WHAT IS NEEDED
Retype the entries exactly; omit all pictures.
+++
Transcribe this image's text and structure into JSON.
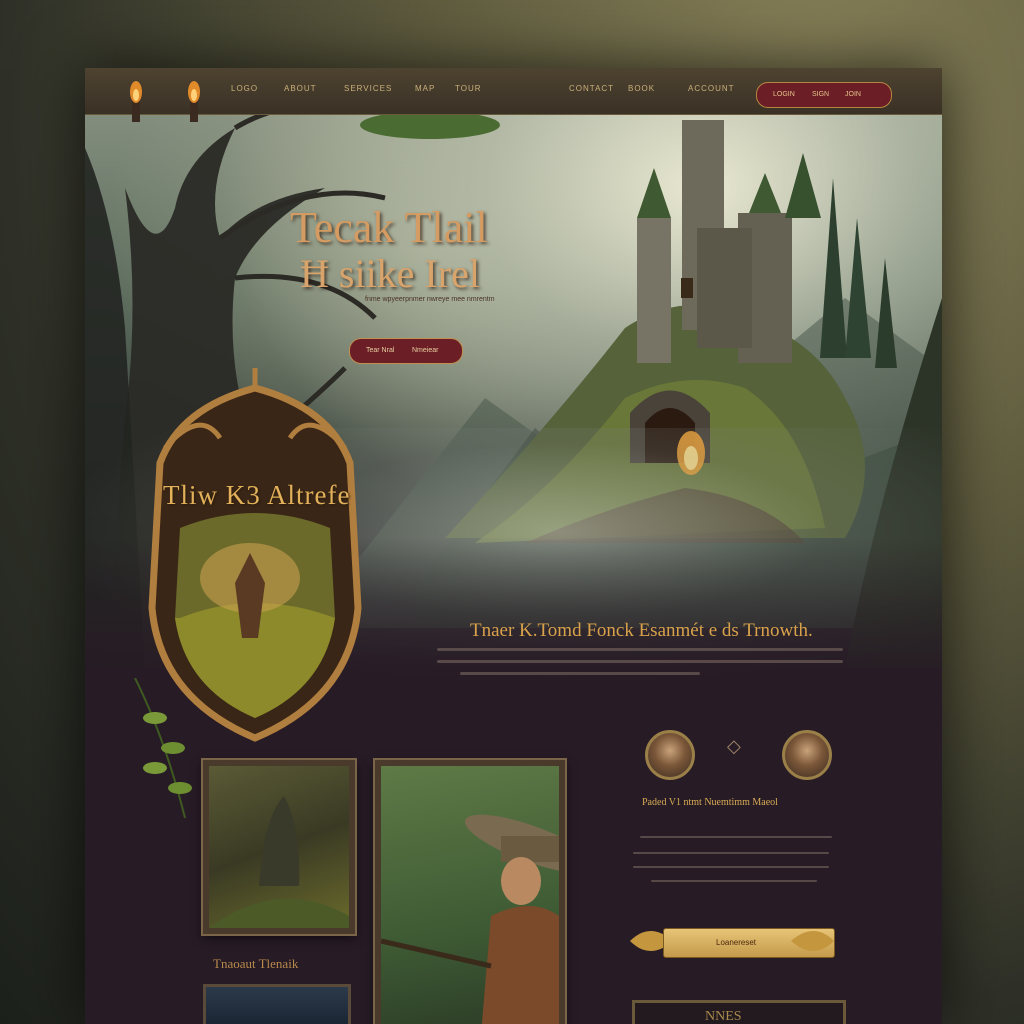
{
  "nav": {
    "items": [
      "LOGO",
      "ABOUT",
      "SERVICES",
      "MAP",
      "TOUR",
      "CONTACT",
      "BOOK",
      "ACCOUNT"
    ],
    "cta_items": [
      "LOGIN",
      "SIGN",
      "JOIN"
    ]
  },
  "hero": {
    "title_line1": "Tecak Tlail",
    "title_line2": "Ħ siike Irel",
    "subtitle": "fnme wpyeerpnmer nwreye mee nmrentm",
    "button_left": "Tear Nral",
    "button_right": "Nmeiear"
  },
  "shield": {
    "title": "Tliw K3 Altrefe"
  },
  "section": {
    "title": "Tnaer K.Tomd Fonck Esanmét e ds Trnowth."
  },
  "gallery": {
    "caption": "Tnaoaut Tlenaik"
  },
  "testimonial": {
    "title": "Paded V1 ntmt Nuemtimm Maeol"
  },
  "banner": {
    "label": "Loanereset"
  },
  "footer_box": {
    "label": "NNES"
  },
  "colors": {
    "accent": "#d49c62",
    "button": "#6b1e26",
    "gold": "#d8a24a",
    "page_bg": "#271b25"
  },
  "icons": [
    "torch-icon",
    "leaf-icon",
    "diamond-icon"
  ]
}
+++
RESPONSE BELOW
Transcribe this image's text and structure into JSON.
{
  "nav": {
    "items": [
      "LOGO",
      "ABOUT",
      "SERVICES",
      "MAP",
      "TOUR",
      "CONTACT",
      "BOOK",
      "ACCOUNT"
    ],
    "cta_items": [
      "LOGIN",
      "SIGN",
      "JOIN"
    ]
  },
  "hero": {
    "title_line1": "Tecak Tlail",
    "title_line2": "Ħ siike Irel",
    "subtitle": "fnme wpyeerpnmer nwreye mee nmrentm",
    "button_left": "Tear Nral",
    "button_right": "Nmeiear"
  },
  "shield": {
    "title": "Tliw K3 Altrefe"
  },
  "section": {
    "title": "Tnaer K.Tomd Fonck Esanmét e ds Trnowth."
  },
  "gallery": {
    "caption": "Tnaoaut Tlenaik"
  },
  "testimonial": {
    "title": "Paded V1 ntmt Nuemtimm Maeol"
  },
  "banner": {
    "label": "Loanereset"
  },
  "footer_box": {
    "label": "NNES"
  },
  "colors": {
    "accent": "#d49c62",
    "button": "#6b1e26",
    "gold": "#d8a24a",
    "page_bg": "#271b25"
  },
  "icons": [
    "torch-icon",
    "leaf-icon",
    "diamond-icon"
  ]
}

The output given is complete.